I’ve just finished reading the book ‘Release the Bats’ by DBC Pierre, an eccentric writer who won the Man Booker Prize with his first novel in 2003. The book is part memoir, part writing masterclass - designed to share some of his philosophies on writing with would-be fiction writers. All in all I found the book very underwhelming. It felt remarkably self-indulgent and while each personal story was meant to be a vehicle for making a certain point about writing - most of them felt unnecessary. I think this book represents one of those that writers drift towards in the midst of their procrastination - choosing to learn rather than to write. (I’ve fallen into this trap way more times than I can count).

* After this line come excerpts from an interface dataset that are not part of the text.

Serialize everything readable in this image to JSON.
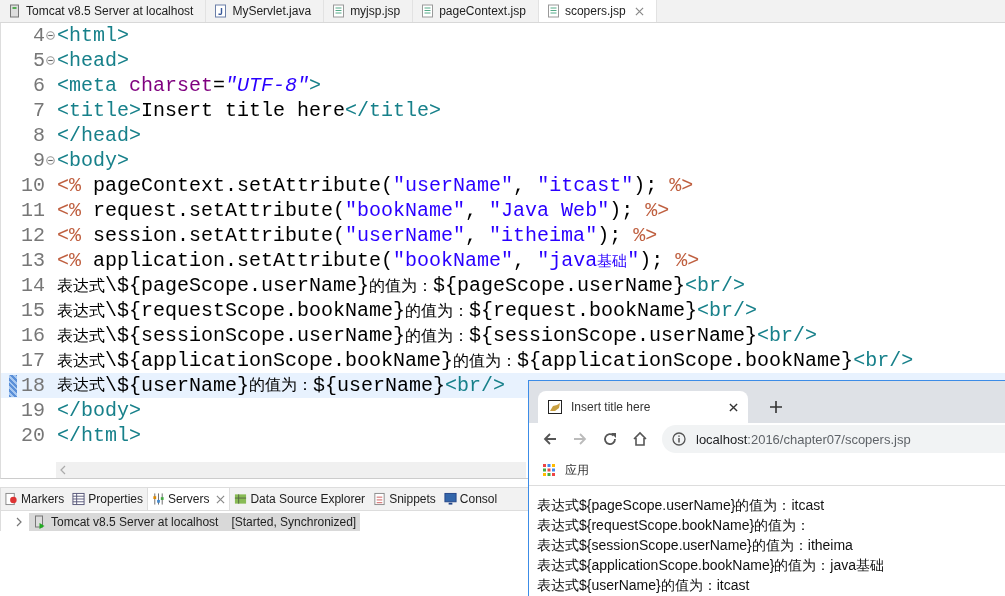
{
  "editor_tabs": [
    {
      "label": "Tomcat v8.5 Server at localhost",
      "kind": "server",
      "selected": false
    },
    {
      "label": "MyServlet.java",
      "kind": "java",
      "selected": false
    },
    {
      "label": "myjsp.jsp",
      "kind": "jsp",
      "selected": false
    },
    {
      "label": "pageContext.jsp",
      "kind": "jsp",
      "selected": false
    },
    {
      "label": "scopers.jsp",
      "kind": "jsp",
      "selected": true
    }
  ],
  "code_lines": [
    {
      "number": "4",
      "folding": true,
      "current": false,
      "tokens": [
        {
          "text": "<html>",
          "kind": "tag"
        }
      ]
    },
    {
      "number": "5",
      "folding": true,
      "current": false,
      "tokens": [
        {
          "text": "<head>",
          "kind": "tag"
        }
      ]
    },
    {
      "number": "6",
      "folding": false,
      "current": false,
      "tokens": [
        {
          "text": "<meta",
          "kind": "tag"
        },
        {
          "text": " charset",
          "kind": "attr"
        },
        {
          "text": "=",
          "kind": "plain"
        },
        {
          "text": "\"UTF-8\"",
          "kind": "value"
        },
        {
          "text": ">",
          "kind": "tag"
        }
      ]
    },
    {
      "number": "7",
      "folding": false,
      "current": false,
      "tokens": [
        {
          "text": "<title>",
          "kind": "tag"
        },
        {
          "text": "Insert title here",
          "kind": "plain"
        },
        {
          "text": "</title>",
          "kind": "tag"
        }
      ]
    },
    {
      "number": "8",
      "folding": false,
      "current": false,
      "tokens": [
        {
          "text": "</head>",
          "kind": "tag"
        }
      ]
    },
    {
      "number": "9",
      "folding": true,
      "current": false,
      "tokens": [
        {
          "text": "<body>",
          "kind": "tag"
        }
      ]
    },
    {
      "number": "10",
      "folding": false,
      "current": false,
      "tokens": [
        {
          "text": "<%",
          "kind": "delim"
        },
        {
          "text": " pageContext.setAttribute(",
          "kind": "plain"
        },
        {
          "text": "\"userName\"",
          "kind": "string"
        },
        {
          "text": ", ",
          "kind": "plain"
        },
        {
          "text": "\"itcast\"",
          "kind": "string"
        },
        {
          "text": "); ",
          "kind": "plain"
        },
        {
          "text": "%>",
          "kind": "delim"
        }
      ]
    },
    {
      "number": "11",
      "folding": false,
      "current": false,
      "tokens": [
        {
          "text": "<%",
          "kind": "delim"
        },
        {
          "text": " request.setAttribute(",
          "kind": "plain"
        },
        {
          "text": "\"bookName\"",
          "kind": "string"
        },
        {
          "text": ", ",
          "kind": "plain"
        },
        {
          "text": "\"Java Web\"",
          "kind": "string"
        },
        {
          "text": "); ",
          "kind": "plain"
        },
        {
          "text": "%>",
          "kind": "delim"
        }
      ]
    },
    {
      "number": "12",
      "folding": false,
      "current": false,
      "tokens": [
        {
          "text": "<%",
          "kind": "delim"
        },
        {
          "text": " session.setAttribute(",
          "kind": "plain"
        },
        {
          "text": "\"userName\"",
          "kind": "string"
        },
        {
          "text": ", ",
          "kind": "plain"
        },
        {
          "text": "\"itheima\"",
          "kind": "string"
        },
        {
          "text": "); ",
          "kind": "plain"
        },
        {
          "text": "%>",
          "kind": "delim"
        }
      ]
    },
    {
      "number": "13",
      "folding": false,
      "current": false,
      "tokens": [
        {
          "text": "<%",
          "kind": "delim"
        },
        {
          "text": " application.setAttribute(",
          "kind": "plain"
        },
        {
          "text": "\"bookName\"",
          "kind": "string"
        },
        {
          "text": ", ",
          "kind": "plain"
        },
        {
          "text": "\"java",
          "kind": "string"
        },
        {
          "text": "基础",
          "kind": "cjkstring"
        },
        {
          "text": "\"",
          "kind": "string"
        },
        {
          "text": "); ",
          "kind": "plain"
        },
        {
          "text": "%>",
          "kind": "delim"
        }
      ]
    },
    {
      "number": "14",
      "folding": false,
      "current": false,
      "tokens": [
        {
          "text": "表达式",
          "kind": "cjk"
        },
        {
          "text": "\\${pageScope.userName}",
          "kind": "plain"
        },
        {
          "text": "的值为：",
          "kind": "cjk"
        },
        {
          "text": "${pageScope.userName}",
          "kind": "plain"
        },
        {
          "text": "<br/>",
          "kind": "tag"
        }
      ]
    },
    {
      "number": "15",
      "folding": false,
      "current": false,
      "tokens": [
        {
          "text": "表达式",
          "kind": "cjk"
        },
        {
          "text": "\\${requestScope.bookName}",
          "kind": "plain"
        },
        {
          "text": "的值为：",
          "kind": "cjk"
        },
        {
          "text": "${request.bookName}",
          "kind": "plain"
        },
        {
          "text": "<br/>",
          "kind": "tag"
        }
      ]
    },
    {
      "number": "16",
      "folding": false,
      "current": false,
      "tokens": [
        {
          "text": "表达式",
          "kind": "cjk"
        },
        {
          "text": "\\${sessionScope.userName}",
          "kind": "plain"
        },
        {
          "text": "的值为：",
          "kind": "cjk"
        },
        {
          "text": "${sessionScope.userName}",
          "kind": "plain"
        },
        {
          "text": "<br/>",
          "kind": "tag"
        }
      ]
    },
    {
      "number": "17",
      "folding": false,
      "current": false,
      "tokens": [
        {
          "text": "表达式",
          "kind": "cjk"
        },
        {
          "text": "\\${applicationScope.bookName}",
          "kind": "plain"
        },
        {
          "text": "的值为：",
          "kind": "cjk"
        },
        {
          "text": "${applicationScope.bookName}",
          "kind": "plain"
        },
        {
          "text": "<br/>",
          "kind": "tag"
        }
      ]
    },
    {
      "number": "18",
      "folding": false,
      "current": true,
      "tokens": [
        {
          "text": "表达式",
          "kind": "cjk"
        },
        {
          "text": "\\${userName}",
          "kind": "plain"
        },
        {
          "text": "的值为：",
          "kind": "cjk"
        },
        {
          "text": "${userName}",
          "kind": "plain"
        },
        {
          "text": "<br/>",
          "kind": "tag"
        }
      ]
    },
    {
      "number": "19",
      "folding": false,
      "current": false,
      "tokens": [
        {
          "text": "</body>",
          "kind": "tag"
        }
      ]
    },
    {
      "number": "20",
      "folding": false,
      "current": false,
      "tokens": [
        {
          "text": "</html>",
          "kind": "tag"
        }
      ]
    }
  ],
  "panel_tabs": [
    {
      "label": "Markers",
      "kind": "markers",
      "selected": false
    },
    {
      "label": "Properties",
      "kind": "properties",
      "selected": false
    },
    {
      "label": "Servers",
      "kind": "servers",
      "selected": true
    },
    {
      "label": "Data Source Explorer",
      "kind": "datasource",
      "selected": false
    },
    {
      "label": "Snippets",
      "kind": "snippets",
      "selected": false
    },
    {
      "label": "Consol",
      "kind": "console",
      "selected": false
    }
  ],
  "servers": [
    {
      "name": "Tomcat v8.5 Server at localhost",
      "status": "[Started, Synchronized]",
      "expanded": false,
      "selected": true
    }
  ],
  "browser": {
    "tab_title": "Insert title here",
    "url_host": "localhost",
    "url_path": ":2016/chapter07/scopers.jsp",
    "bookmark": "应用",
    "content_lines": [
      "表达式${pageScope.userName}的值为：itcast",
      "表达式${requestScope.bookName}的值为：",
      "表达式${sessionScope.userName}的值为：itheima",
      "表达式${applicationScope.bookName}的值为：java基础",
      "表达式${userName}的值为：itcast"
    ]
  }
}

Setting aside the book itself, there was one moment which I found worthwhile and that’s what I wanted to share in this post. I was lying on a couch on a lazy Sunday reading this book in complete stillness and disappointed as I was by the book itself, the last page held a nugget which beautifully sums up my love of reading books. The piece was a DBC Pierre contribution to a bizarre cookbook called ‘The MEATliquor Chronicles’ and it goes like this:
"The book is an end in itself. Nobody can like or dislike us because of opening it. They can tweet it out their ass. The book never needs upgrading. It doesn’t self-lock. You agree no terms to buy it. You untick no box, open no account, sign no contract, receive no mail, reveal no whereabouts. Nobody will come in a year’s time to make you pay for it again. It is a universe which you carry in your hand and open at the speed of your nature, again and again, for ever. It belongs only to you and is under your control. It has a smell, a texture, a colour, a style, and three organic dimensions. It teaches of, and for, and against all the things you choose it to, and is a human right whose loss would be an end to freedom. Because when every battery is in enemy hands, and all our little screens are dead - it will speak for you a thousand years more, and we are your stains upon it. Stain this book.”
There’s something to that paragraph that gets at why I value books so much. There’s something truly special about holding a real physical copy in your hand. Stain the book.